Problem: Looking at the listing below, how many lines include "discount"? Answer with the number only.

Data provided:
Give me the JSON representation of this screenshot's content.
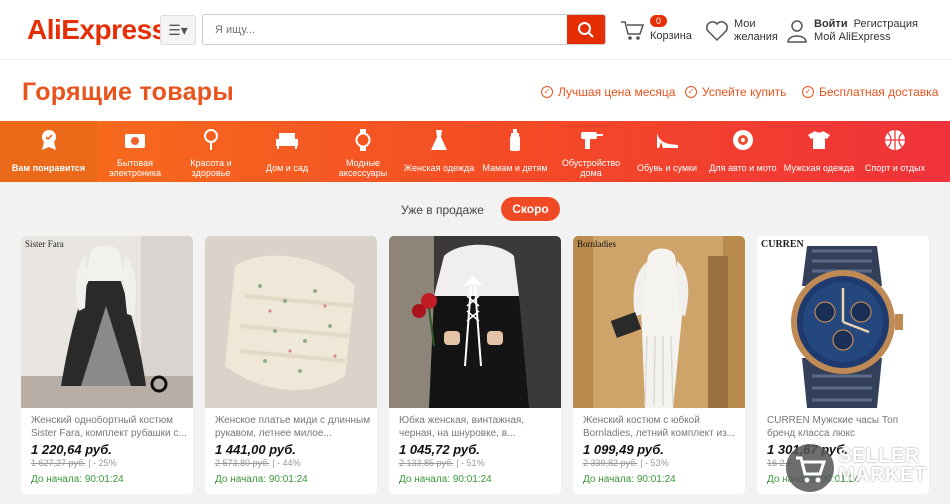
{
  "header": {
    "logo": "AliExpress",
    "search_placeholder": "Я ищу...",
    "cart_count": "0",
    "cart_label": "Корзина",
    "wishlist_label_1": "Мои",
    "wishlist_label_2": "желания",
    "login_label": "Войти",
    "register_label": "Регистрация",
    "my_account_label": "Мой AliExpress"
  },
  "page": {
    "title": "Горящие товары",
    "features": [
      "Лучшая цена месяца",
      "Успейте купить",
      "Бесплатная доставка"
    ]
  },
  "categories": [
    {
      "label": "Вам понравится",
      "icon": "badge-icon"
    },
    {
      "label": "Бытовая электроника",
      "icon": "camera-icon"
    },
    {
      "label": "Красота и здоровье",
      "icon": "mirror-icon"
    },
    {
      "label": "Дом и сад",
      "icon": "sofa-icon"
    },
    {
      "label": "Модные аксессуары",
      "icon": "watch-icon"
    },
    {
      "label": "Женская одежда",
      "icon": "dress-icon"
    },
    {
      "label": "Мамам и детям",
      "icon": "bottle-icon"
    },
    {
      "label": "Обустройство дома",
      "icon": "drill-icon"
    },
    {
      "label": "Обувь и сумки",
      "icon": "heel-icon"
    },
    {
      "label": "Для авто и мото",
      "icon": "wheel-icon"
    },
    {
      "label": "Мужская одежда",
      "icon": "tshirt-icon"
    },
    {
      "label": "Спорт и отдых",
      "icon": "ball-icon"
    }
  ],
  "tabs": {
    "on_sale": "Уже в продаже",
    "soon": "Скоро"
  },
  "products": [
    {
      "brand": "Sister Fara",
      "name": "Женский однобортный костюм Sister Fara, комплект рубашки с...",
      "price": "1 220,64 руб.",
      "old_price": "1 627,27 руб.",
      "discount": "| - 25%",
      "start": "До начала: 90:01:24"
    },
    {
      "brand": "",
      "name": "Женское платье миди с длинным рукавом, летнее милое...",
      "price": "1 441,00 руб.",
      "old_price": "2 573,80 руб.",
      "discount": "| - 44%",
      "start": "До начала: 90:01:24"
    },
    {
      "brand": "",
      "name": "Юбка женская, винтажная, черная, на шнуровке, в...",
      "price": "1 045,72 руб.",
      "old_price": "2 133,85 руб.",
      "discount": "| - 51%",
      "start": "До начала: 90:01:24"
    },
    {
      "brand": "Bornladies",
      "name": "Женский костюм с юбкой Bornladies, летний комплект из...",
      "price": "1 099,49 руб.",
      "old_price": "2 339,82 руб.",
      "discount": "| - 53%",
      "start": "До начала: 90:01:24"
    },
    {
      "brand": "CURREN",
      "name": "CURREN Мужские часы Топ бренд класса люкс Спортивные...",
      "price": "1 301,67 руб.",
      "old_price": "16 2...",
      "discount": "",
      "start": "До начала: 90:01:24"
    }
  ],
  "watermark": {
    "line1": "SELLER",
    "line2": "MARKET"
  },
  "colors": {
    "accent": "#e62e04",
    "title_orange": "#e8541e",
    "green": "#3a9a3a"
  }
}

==

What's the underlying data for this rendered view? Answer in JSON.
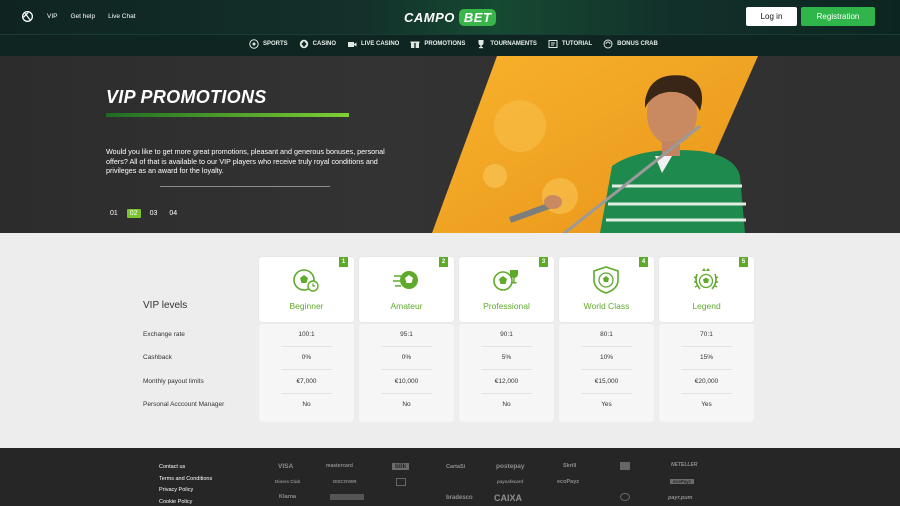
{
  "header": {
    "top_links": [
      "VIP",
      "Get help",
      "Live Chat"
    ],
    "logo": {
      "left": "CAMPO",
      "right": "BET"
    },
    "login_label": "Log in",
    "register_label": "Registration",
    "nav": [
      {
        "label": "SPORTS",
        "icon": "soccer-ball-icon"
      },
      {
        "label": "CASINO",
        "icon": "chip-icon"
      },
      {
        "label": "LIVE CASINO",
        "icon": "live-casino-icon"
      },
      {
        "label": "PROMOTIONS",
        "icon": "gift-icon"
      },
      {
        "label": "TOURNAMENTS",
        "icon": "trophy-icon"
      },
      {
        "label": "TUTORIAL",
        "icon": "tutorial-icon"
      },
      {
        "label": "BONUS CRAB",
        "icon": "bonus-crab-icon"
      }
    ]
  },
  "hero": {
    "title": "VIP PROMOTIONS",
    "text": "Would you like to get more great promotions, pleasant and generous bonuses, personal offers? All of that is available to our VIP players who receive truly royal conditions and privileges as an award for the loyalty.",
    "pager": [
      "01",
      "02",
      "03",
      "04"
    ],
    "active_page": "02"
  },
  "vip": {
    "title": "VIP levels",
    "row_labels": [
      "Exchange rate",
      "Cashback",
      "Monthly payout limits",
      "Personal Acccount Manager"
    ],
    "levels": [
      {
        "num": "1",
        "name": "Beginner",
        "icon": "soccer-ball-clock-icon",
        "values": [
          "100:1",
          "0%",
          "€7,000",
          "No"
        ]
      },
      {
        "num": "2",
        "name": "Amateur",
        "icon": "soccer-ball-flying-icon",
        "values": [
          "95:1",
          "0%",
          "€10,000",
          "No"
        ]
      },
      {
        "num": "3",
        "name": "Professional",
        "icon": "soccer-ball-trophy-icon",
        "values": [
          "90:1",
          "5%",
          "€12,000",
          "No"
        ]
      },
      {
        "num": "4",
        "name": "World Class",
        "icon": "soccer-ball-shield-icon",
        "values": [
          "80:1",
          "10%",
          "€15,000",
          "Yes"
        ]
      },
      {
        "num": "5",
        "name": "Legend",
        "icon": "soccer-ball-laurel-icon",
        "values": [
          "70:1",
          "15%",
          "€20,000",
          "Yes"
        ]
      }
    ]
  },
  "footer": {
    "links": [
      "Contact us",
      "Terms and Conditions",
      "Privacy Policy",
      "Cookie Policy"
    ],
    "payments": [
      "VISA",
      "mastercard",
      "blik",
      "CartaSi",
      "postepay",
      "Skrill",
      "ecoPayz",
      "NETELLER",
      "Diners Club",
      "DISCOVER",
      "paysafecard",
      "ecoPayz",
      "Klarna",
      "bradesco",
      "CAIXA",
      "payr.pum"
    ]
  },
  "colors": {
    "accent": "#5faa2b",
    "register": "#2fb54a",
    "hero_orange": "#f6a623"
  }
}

Answer to this exercise: 5